Social FeaturesAside from managing inventory, adding images and connecting your products to shipping systems, your customers are looking for more. Customer reviews have become standard in today's e-stores, and they serve two purposes: They can help increase sales, and they provide an opportunity for your customers to give you feedback.
Providing customers with wish list tools for sharing their interests with friends and family is not a standard feature on most e-commerce sites, but for certain websites this feature can help your customers get what they want and even share their lists on social sites.
Fresh content about your products is a must for any site. Plan your site around sharing information about the best uses of your products or highlight different customer stories about how your e-book impacted their lives. The message needs to stay fresh, so plan your site with more than just a shopping catalog--plan it with a sense of community.
Building an e-commerce site today is not just about offering the latest and greatest product or the lowest price. You'll want to build a following and make it easy for your team to manage the growth. The two most important things to remember are that not every feature will be available out of the box and that you will need to be a participant in your success.

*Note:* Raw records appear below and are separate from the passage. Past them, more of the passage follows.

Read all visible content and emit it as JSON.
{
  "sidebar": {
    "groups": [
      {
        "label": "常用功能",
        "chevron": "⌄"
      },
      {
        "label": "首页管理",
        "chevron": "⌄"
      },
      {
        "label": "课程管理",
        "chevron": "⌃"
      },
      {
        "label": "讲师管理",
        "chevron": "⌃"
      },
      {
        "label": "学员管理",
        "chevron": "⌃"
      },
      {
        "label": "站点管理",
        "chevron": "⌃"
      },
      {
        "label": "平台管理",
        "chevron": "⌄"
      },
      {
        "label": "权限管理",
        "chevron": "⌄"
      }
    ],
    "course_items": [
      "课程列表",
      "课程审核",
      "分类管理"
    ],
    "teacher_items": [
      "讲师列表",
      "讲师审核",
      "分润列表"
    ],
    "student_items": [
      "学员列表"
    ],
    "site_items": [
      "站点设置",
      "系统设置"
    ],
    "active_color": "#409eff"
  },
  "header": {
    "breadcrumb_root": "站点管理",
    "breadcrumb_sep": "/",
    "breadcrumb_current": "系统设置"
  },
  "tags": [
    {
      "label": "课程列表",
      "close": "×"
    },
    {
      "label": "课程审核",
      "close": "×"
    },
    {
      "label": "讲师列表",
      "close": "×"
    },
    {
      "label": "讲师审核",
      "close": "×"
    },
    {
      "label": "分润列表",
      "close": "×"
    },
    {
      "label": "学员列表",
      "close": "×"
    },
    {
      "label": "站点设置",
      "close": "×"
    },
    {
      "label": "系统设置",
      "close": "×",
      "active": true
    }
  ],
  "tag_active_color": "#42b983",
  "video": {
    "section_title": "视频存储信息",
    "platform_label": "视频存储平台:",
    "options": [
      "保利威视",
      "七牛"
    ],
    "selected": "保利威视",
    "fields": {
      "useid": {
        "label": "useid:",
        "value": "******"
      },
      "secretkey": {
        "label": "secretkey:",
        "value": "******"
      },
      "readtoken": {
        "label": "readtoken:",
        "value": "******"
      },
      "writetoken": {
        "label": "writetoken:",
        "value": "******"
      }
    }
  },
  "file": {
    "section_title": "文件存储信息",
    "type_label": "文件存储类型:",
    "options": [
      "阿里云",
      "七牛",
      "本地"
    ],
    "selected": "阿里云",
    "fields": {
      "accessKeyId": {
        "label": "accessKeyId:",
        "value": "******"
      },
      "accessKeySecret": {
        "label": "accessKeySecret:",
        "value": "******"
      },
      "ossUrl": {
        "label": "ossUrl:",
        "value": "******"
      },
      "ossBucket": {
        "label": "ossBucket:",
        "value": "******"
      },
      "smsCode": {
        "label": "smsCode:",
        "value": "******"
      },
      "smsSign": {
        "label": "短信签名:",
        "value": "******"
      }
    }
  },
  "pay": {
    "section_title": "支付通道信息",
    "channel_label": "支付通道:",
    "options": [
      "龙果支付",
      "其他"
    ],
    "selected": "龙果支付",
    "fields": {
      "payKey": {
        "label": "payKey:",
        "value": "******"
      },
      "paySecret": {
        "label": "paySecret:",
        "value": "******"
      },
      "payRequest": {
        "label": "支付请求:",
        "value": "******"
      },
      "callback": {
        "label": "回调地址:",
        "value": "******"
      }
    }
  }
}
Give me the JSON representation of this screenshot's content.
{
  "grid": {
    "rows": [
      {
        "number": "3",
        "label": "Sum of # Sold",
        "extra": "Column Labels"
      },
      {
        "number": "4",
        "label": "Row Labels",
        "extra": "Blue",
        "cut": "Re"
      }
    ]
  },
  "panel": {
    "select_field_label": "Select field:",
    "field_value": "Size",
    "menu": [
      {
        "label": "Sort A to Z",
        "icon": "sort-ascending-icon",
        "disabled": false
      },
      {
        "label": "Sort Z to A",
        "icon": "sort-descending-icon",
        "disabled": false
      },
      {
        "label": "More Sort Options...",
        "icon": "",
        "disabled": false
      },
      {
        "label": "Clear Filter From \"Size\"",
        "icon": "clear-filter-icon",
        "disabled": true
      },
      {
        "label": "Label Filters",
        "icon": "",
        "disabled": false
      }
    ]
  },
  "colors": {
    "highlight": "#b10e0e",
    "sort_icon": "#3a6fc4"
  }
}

Jennifer Shaheen, the e-marketing and Technology Therapist, has more than 10 years experience working with small- to mid-sized businesses on their e-marketing and web development needs. You can learn more about her by visiting her website, TechnologyTherapy.com